For Bill #130577, please go to bit.ly/162Chjj.
For Bill #130718, please go to bit.ly/18VuuHz.
City Finance Director Rob Dubow testified at a recent hearing that Mayor Nutter prefers to follow the state funding package for Philadelphia schools that was approved by the General Assembly in June. Under the state funding plan, the City would extend its existing 1% sales tax (set to expire next June), and use the annual revenue stream to create a sustainable funding source for city schools. The first $120 million generated by the sales tax extension would go to the School District, the next $15 million would pay debt service on a short-term $50 million bond sale for the District's FY14 operations, and any sales tax revenues above that would go to the City's underfunded pension fund.
Cigarette Tax Bill Introduced in State House
State Representative Cherelle Parker (D., Philadelphia) on Friday introduced HB 1751, enabling legislation for a $2-a-pack cigarette tax passed by Philadelphia City Council last spring. The tax would provide an estimated $45 million for City schools. The bill is similar to SB 944, introduced last spring by state Senator Anthony H. Williams. That bill was passed by the Senate Finance Committee.
To read the new bill, please go to bit.ly/1agjTVx.
City Tax Collections Mixed in August
City of Philadelphia tax collections were $150.5 million in August, a 0.7% increase over the same month in 2012, according to the Pennsylvania Intergovernmental Cooperation Authority (PICA).
Wage and earnings tax collected was $116.5 million in August, a 5.3% decrease over the previous August.
Real estate transfer tax collected was $13 million in August, a robust 27.5% increase over August 2012.
To read the PICA report, please go to bit.ly/19yepUZ [PDF].
Opening Reception for Philly Green
On Thursday, October 17, from 5:30 p.m. to 7:30 p.m., the Philadelphia Center for Architecture, 1218 Arch Street, will host an opening reception for Philly Green.
Philly Green is a showcase exhibition for the best sustainable design from Philadelphia firms and will be on display from October 1 through November 22.

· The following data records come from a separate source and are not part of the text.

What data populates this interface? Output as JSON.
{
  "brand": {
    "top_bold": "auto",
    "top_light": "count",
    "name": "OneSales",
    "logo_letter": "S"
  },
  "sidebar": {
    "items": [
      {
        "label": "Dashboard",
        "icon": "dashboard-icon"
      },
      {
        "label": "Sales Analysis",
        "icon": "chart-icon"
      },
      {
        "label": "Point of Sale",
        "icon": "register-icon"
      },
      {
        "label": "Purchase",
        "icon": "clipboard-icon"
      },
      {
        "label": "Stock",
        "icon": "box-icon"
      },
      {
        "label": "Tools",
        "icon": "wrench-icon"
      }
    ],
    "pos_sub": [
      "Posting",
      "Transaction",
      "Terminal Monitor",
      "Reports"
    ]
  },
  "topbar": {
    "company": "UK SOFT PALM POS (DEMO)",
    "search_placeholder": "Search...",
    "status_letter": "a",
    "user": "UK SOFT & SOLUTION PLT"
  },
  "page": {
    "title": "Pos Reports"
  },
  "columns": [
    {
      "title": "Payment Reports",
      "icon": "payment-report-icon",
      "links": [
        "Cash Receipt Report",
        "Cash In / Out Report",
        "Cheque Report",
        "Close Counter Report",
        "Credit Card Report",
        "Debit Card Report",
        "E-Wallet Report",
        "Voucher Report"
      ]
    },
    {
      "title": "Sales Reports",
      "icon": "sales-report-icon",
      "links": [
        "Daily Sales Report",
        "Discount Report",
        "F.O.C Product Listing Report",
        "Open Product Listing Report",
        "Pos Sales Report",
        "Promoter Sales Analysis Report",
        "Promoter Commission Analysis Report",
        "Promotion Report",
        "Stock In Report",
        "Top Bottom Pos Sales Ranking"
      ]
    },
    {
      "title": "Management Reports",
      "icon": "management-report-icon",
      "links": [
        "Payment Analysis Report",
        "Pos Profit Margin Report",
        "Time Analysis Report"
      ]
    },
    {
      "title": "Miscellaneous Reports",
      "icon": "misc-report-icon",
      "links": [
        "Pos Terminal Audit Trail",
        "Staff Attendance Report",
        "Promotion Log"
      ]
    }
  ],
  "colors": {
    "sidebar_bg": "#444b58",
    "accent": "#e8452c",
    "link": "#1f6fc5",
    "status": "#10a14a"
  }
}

Explore the diverse range of trend-setting architectural, landscape, commercial, residential, and civic designs being produced today by Philadelphia-area firms and learn how Philadelphia is leading the way to a more sustainable built environment.
The opening reception is free and does not require registration. It will include light refreshments, music, and an opportunity to meet many of the architects and designers represented in the exhibition.
For more information, please go to PhiladelphiaCFA.org.
CPDC Young Professionals to Meet
On Thursday, November 7, from 5:30 p.m. to 7:00 p.m., the CPDC Young Professionals will meet at the Blank Rome Marvin Comisky Conference Center, One Logan Square, 130 North 18th Street, First Floor.
Jerry Sweeney, President and Chief Executive Officer of Brandywine Realty Trust, will be featured and will speak about why his company has invested strongly in Philadelphia and why tax reform is essential for job growth in the City.
Network with other young professionals and enjoy complimentary appetizers along with a wine and beer open bar.
The event is generously sponsored by Brandywine Realty Trust.
Please RSVP to firstname.lastname@example.org by 12:00 p.m. Thursday, October 31.